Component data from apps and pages
▼

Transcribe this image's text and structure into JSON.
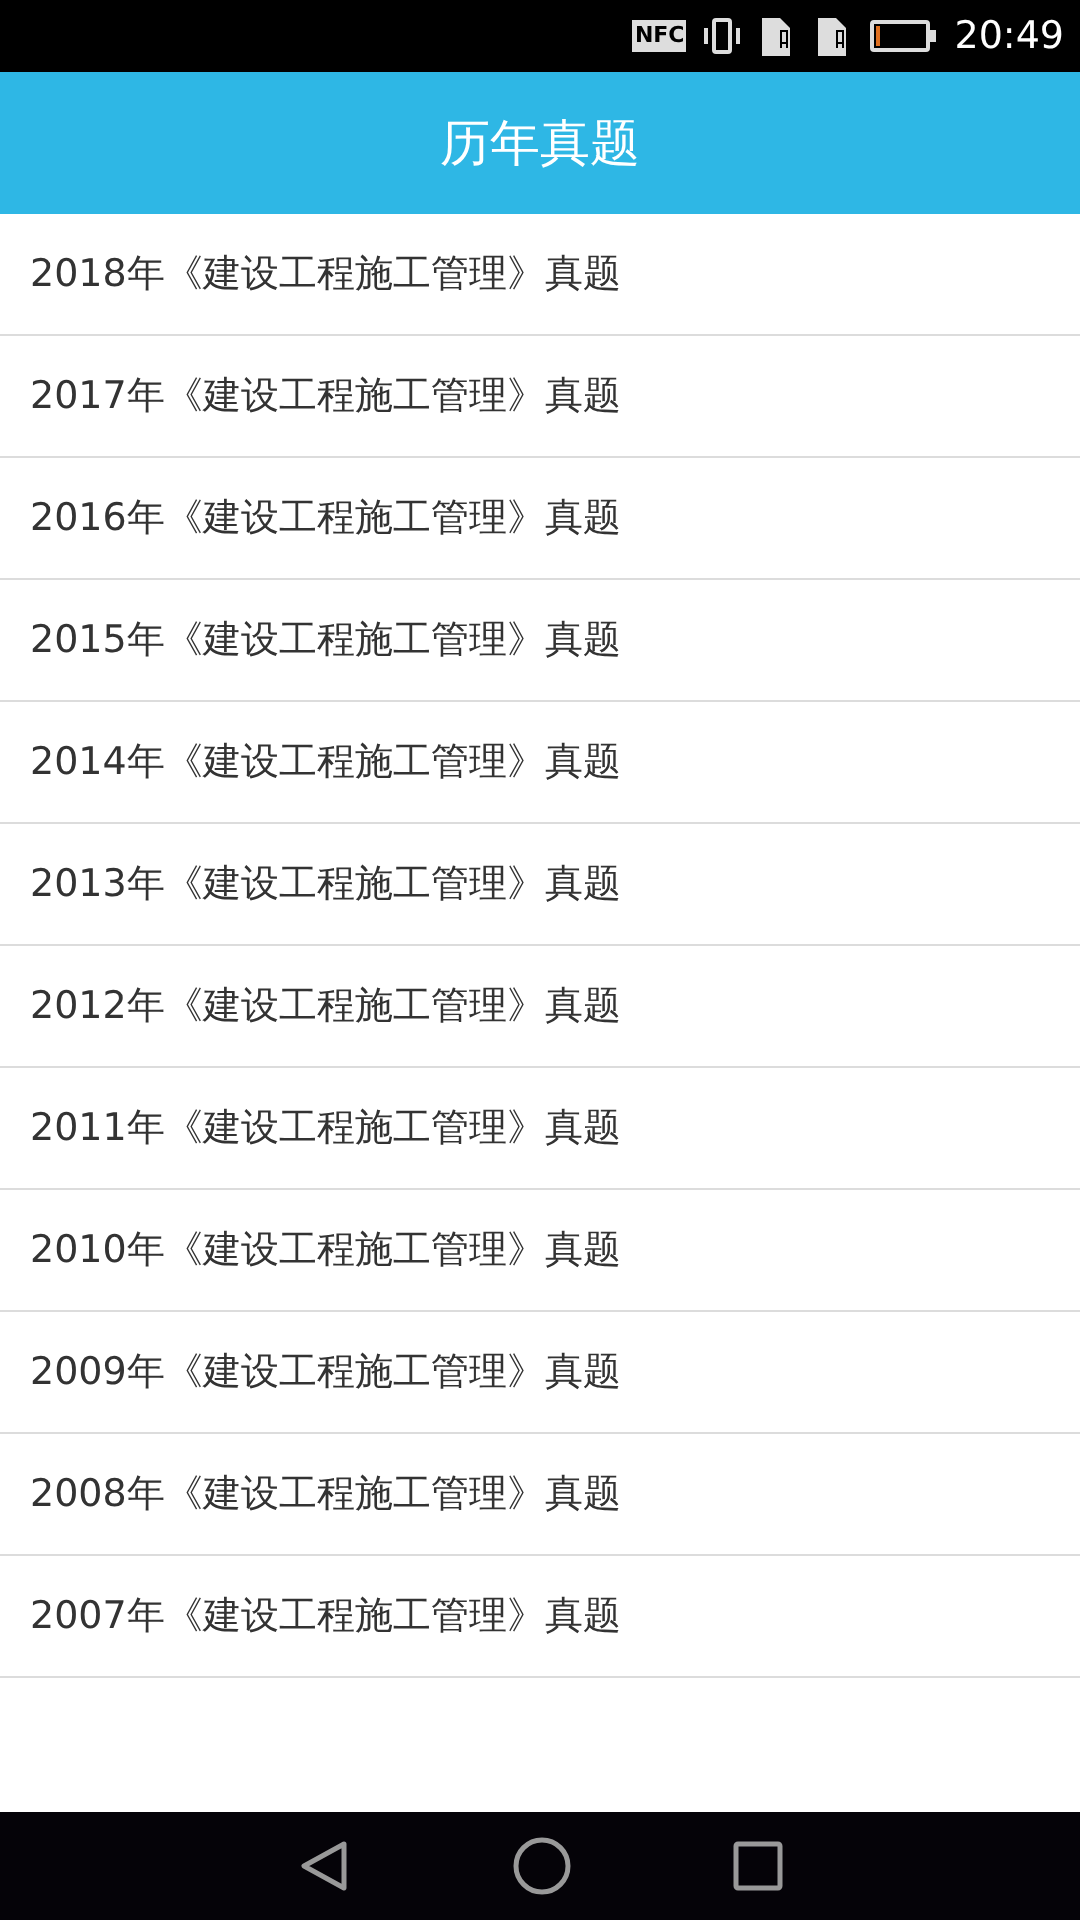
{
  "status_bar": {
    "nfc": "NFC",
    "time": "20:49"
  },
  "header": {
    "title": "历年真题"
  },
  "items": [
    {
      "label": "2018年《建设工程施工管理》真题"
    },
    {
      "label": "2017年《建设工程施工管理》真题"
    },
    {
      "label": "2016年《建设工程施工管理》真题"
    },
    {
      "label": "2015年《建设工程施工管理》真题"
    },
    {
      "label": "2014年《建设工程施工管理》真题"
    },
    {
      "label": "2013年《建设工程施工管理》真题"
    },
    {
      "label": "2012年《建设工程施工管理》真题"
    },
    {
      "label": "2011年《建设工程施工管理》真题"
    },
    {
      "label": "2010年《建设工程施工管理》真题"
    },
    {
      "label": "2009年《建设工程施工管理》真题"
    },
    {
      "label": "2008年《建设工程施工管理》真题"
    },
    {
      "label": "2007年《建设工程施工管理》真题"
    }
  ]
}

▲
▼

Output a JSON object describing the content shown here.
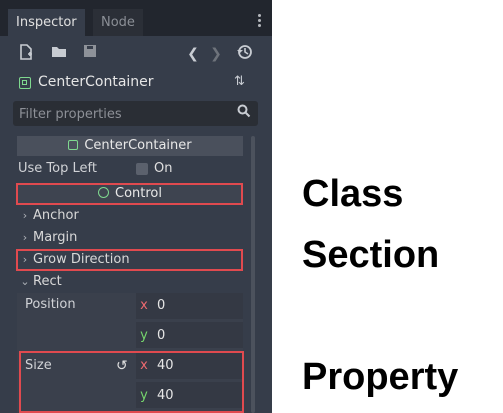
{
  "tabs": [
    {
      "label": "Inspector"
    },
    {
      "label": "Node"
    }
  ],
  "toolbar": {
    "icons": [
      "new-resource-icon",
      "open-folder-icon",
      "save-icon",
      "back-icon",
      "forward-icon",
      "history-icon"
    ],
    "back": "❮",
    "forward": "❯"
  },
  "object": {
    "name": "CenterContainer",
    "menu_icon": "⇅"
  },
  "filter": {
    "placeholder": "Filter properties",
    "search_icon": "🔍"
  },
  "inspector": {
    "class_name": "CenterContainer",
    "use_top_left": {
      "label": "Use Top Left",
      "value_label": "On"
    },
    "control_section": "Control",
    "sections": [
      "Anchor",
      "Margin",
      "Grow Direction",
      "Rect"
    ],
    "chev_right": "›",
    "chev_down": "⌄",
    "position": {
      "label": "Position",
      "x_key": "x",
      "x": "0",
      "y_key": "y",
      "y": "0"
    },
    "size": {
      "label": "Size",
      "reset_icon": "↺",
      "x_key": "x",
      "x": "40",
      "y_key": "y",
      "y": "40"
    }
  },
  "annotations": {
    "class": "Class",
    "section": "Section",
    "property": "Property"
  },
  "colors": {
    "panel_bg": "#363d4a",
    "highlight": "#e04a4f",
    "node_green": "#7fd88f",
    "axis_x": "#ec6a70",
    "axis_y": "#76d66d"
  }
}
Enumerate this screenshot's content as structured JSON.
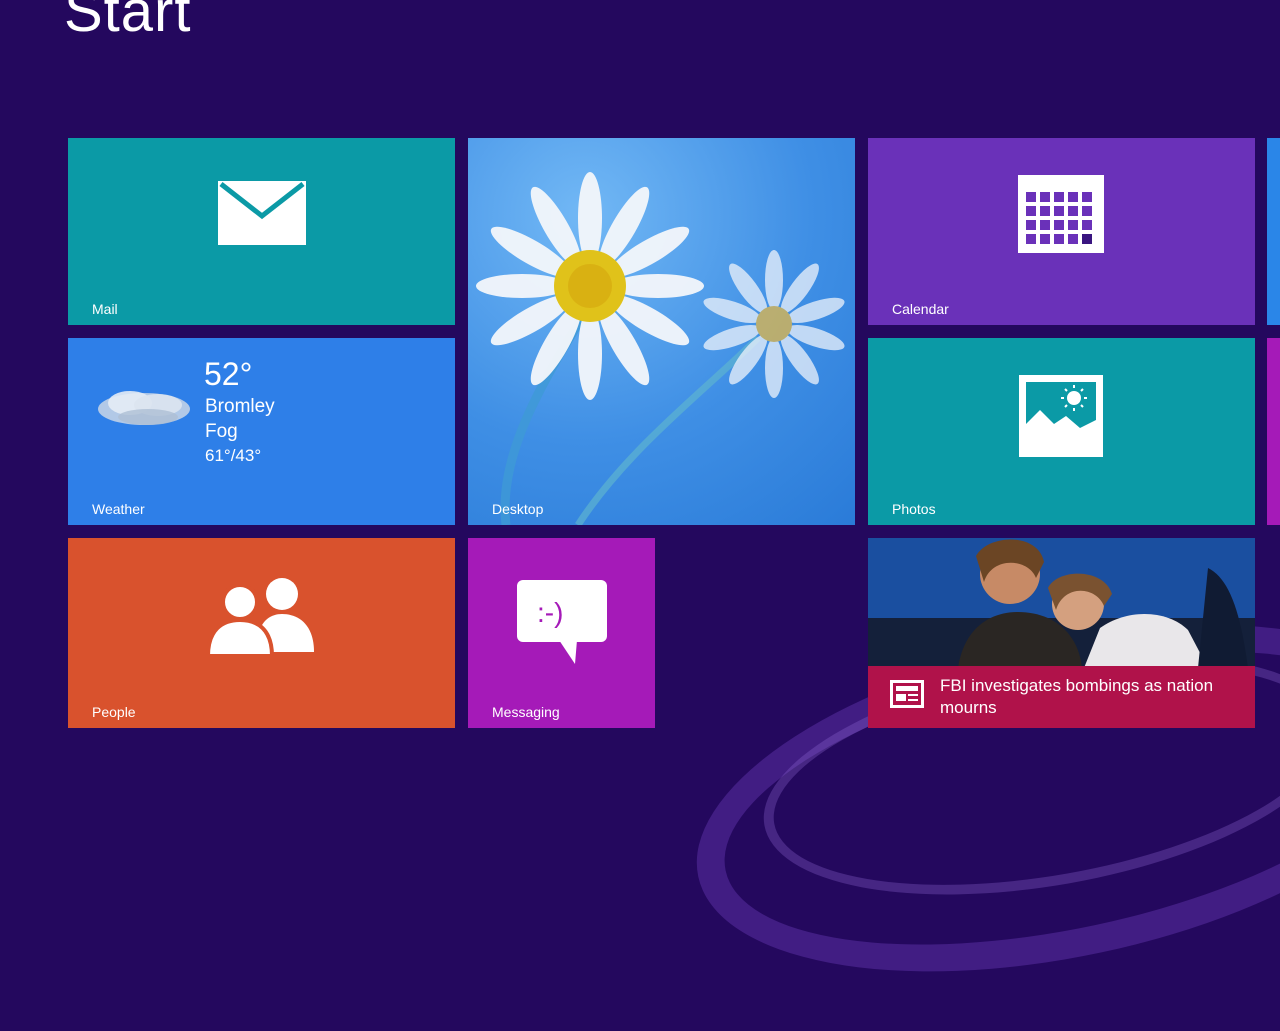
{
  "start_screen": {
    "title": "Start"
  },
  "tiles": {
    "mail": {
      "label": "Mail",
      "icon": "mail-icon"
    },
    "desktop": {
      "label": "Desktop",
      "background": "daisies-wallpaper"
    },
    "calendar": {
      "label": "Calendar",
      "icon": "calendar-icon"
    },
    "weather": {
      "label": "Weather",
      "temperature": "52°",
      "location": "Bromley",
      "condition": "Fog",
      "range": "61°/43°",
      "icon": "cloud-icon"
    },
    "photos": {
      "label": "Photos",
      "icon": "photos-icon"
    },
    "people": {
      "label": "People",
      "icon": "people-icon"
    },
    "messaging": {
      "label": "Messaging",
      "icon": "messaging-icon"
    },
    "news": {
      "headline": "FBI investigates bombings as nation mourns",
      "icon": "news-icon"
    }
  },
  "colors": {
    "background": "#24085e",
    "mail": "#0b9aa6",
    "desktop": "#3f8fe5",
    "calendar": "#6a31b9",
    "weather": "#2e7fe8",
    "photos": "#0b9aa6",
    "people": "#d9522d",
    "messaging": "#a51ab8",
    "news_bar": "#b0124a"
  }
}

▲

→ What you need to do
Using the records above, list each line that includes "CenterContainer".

→ Response to this exercise
    "name": "CenterContainer",
    "class_name": "CenterContainer",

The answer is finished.